The gold price fell to $1,655 per ounce Tuesday morning in London - 1% up on the week so far - while stocks and commodities were mostly flat ahead of Slovakian parliament vote that could jeopardize efforts to tackle the euro-zone debt crisis.
Earlier on Tuesday the gold price hit its highest level in over a fortnight at $1685.
"The [gold] market is starting to show some price sensitivity around the current level," said one Hong Kong bullion dealer during Asian trading.
"Volumes remain light with little conviction evident in the precious metals markets," agrees Marc Ground, commodities strategist at Standard Bank.
"We don't expect a strong push higher today...[but] strong support around $1,650 from physical buying is still very much in place, which should protect gold from significant downside."
The Hong Kong dealer reports sales of contracts for "four nines" gold - which is 99.99% pure - came close to hitting a new record on the Shanghai Gold Exchange yesterday, as traders returned from China's National Day Golden Week last week.
"This super strong post Golden Week sales figure implies a very upbeat Q4 2011 and Q1 2012 physical market," he says, adding that peak sales volumes are normally hit around January or February.
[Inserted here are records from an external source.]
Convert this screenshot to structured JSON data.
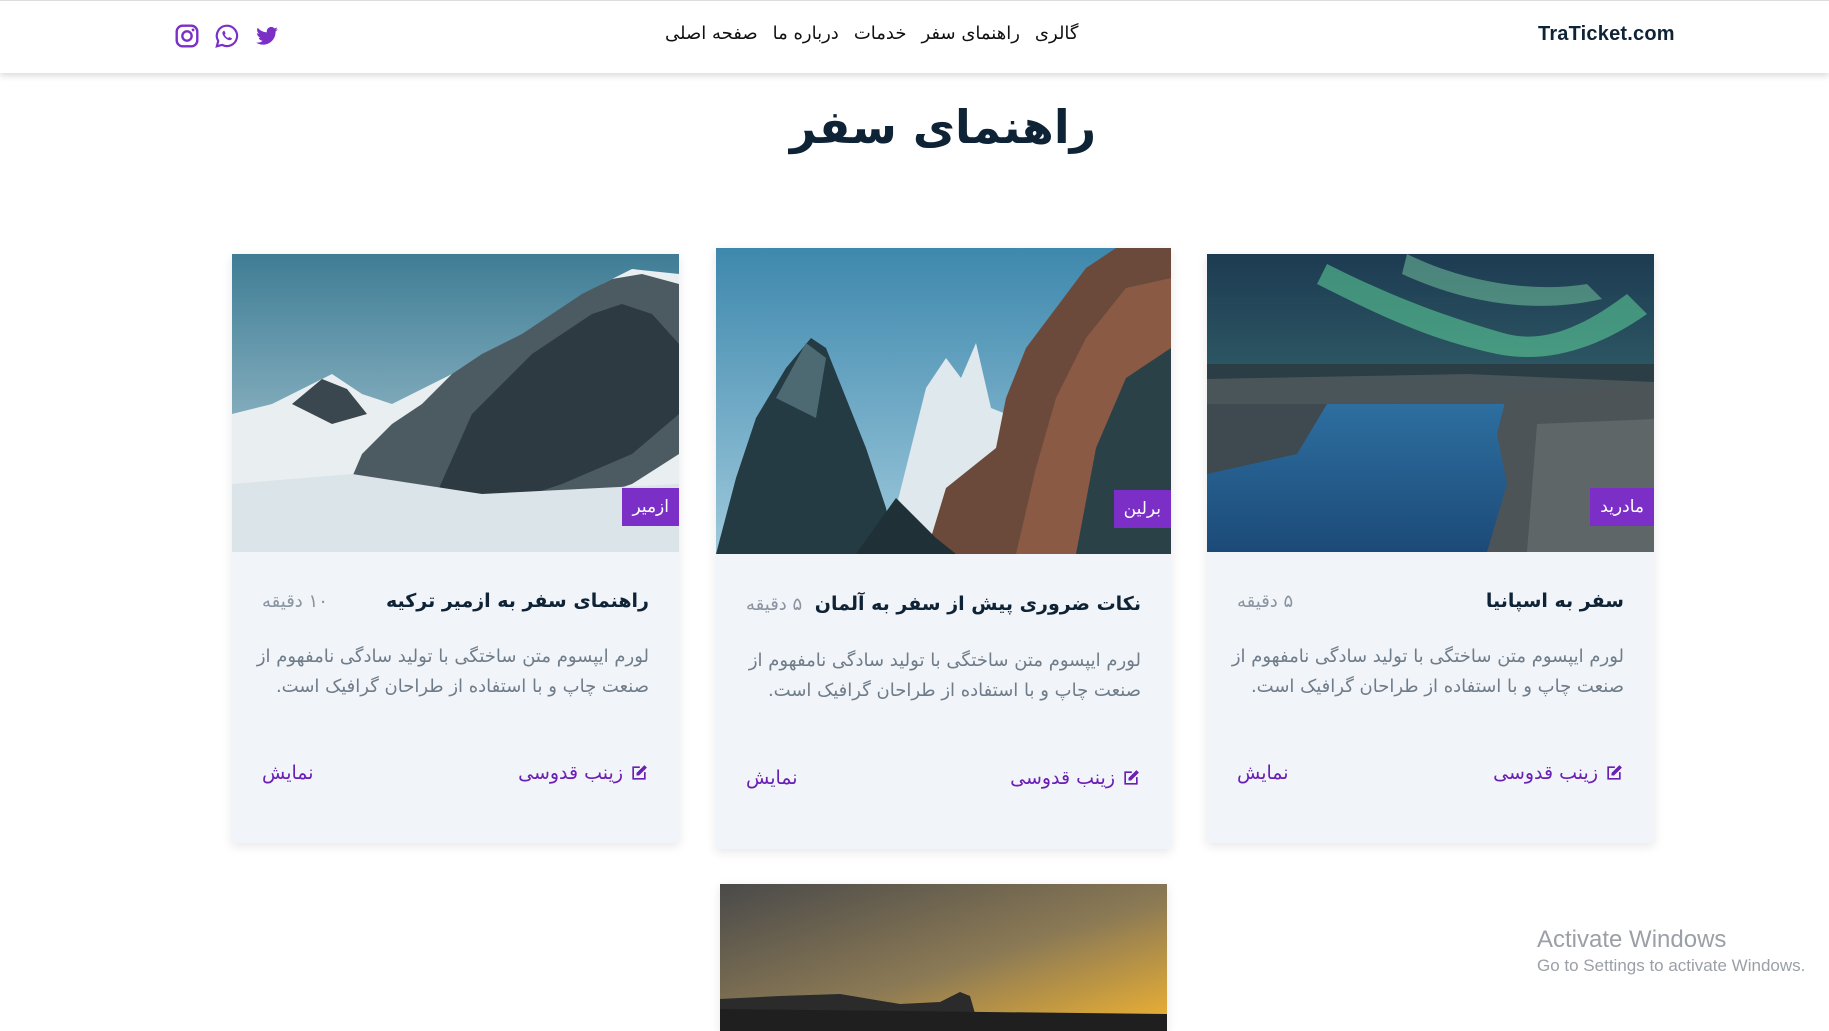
{
  "header": {
    "brand": "TraTicket.com",
    "nav": [
      "صفحه اصلی",
      "درباره ما",
      "خدمات",
      "راهنمای سفر",
      "گالری"
    ],
    "socials": [
      "twitter-icon",
      "whatsapp-icon",
      "instagram-icon"
    ],
    "accent": "#7b2fc6"
  },
  "page": {
    "title": "راهنمای سفر"
  },
  "cards": [
    {
      "tag": "مادرید",
      "title": "سفر به اسپانیا",
      "time": "۵ دقیقه",
      "desc": "لورم ایپسوم متن ساختگی با تولید سادگی نامفهوم از صنعت چاپ و با استفاده از طراحان گرافیک است.",
      "author": "زینب قدوسی",
      "action": "نمایش",
      "image": "aurora-river-photo"
    },
    {
      "tag": "برلین",
      "title": "نکات ضروری پیش از سفر به آلمان",
      "time": "۵ دقیقه",
      "desc": "لورم ایپسوم متن ساختگی با تولید سادگی نامفهوم از صنعت چاپ و با استفاده از طراحان گرافیک است.",
      "author": "زینب قدوسی",
      "action": "نمایش",
      "image": "rocky-peaks-photo"
    },
    {
      "tag": "ازمیر",
      "title": "راهنمای سفر به ازمیر ترکیه",
      "time": "۱۰ دقیقه",
      "desc": "لورم ایپسوم متن ساختگی با تولید سادگی نامفهوم از صنعت چاپ و با استفاده از طراحان گرافیک است.",
      "author": "زینب قدوسی",
      "action": "نمایش",
      "image": "snowy-mountains-photo"
    }
  ],
  "watermark": {
    "line1": "Activate Windows",
    "line2": "Go to Settings to activate Windows."
  }
}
Silver prices meantime fell to $31.42 - down from $32.54, but still a 0.8% gain on the week.
Following a four-day rally, European stock markets traded sideways Tuesday morning - with the FTSE showing a 0.7% loss and Germany's DAX down 0.2% - as investors awaited a parliamentary vote that could derail euro-zone rescue plans.
Slovakia's parliament is due to vote today on whether or not to ratify the European Union agreement of July 21, which includes increasing the scope of the European Financial Stability Facility - the euro zone's EUR440 billion ad hoc bailout vehicle set up last year.
The Freedom and Solidarity Party (SaS), which is one of the four members of the ruling coalition, has said Slovakia should reject the creation of the European Stability Mechanism - the permanent bailout fund due to replace the EFSF in 2013 - and has made this a condition of its agreeing to approve the July 21 agreement. SaS also wants Slovakia's participation in any EFSF rescues to be restricted.
"We are going to support countries like Italy via bond buys," says SaS leader Richard Sulik.
"We will be saving French banks holding billions in assets," he adds, pointing out that Slovakia is one of the smallest economies in the Eurozone.
Slovakia is the only Eurozone member yet to ratify the agreement, following Malta's approval on Monday.
"A rejection of the measures [by Slovakia] would probably result in a second vote being called almost immediately," says a note from Mitsui Precious Metals this morning.
"[However it] could jolt the markets and erode some of the confidence that has accumulated over the past few days."
"I don't think [the vote] is going to be a deal-breaker," adds James Buckley, fund manager at Baring Asset Management in London.
Elsewhere in Europe, leaders have postponed by one week a crisis summit that was due begin next Monday.
"Further elements are needed to address the situation in Greece, the bank recapitalization and the enhanced efficiency of stabilization tools," explained European Council president Herman van Rompuy yesterday.
"This timing will allow us to finalize our comprehensive strategy on the Euro area sovereign debt crisis."
Germany has led calls for private sector creditors, including banks, to take greater losses on their Greek debt holdings than the 21% agreed on July 21. Jean-Claude Juncker, who chairs the Eurogroup of single currency finance ministers, said this week that banks' losses on Greek debt could be more than 60%.
The European Central Bank has said it is opposed the imposition of private sector losses.
"The high interconnectedness in the [European Union] financial system has led to a rapidly rising risk of significant contagion," ECB president Jean-Claude Trichet told the European Parliament Tuesday, in his last appearance before he steps down at the end of this month.
"Sovereign stress has moved from smaller economies to some of the larger countries. The crisis is systemic...it threatens financial stability in the EU as a whole and adversely impacts the real economy in Europe and beyond."
Hedge fund investor John Paulson meantime saw his gold investment fund lose 16.4% of its value in September - compared to a fall of just 11% in the gold price - according to the Wall Street Journal, which cites "people familiar with the situation".
Ben Traynor is editor of Gold News, the analysis and investment research site of gold ownership service BullionVault. He was formerly editor of the Fleet Street Letter, the UK's longest-running investment letter. A Cambridge economics graduate, he is a professional writer and editor with a specialist interest in monetary economics.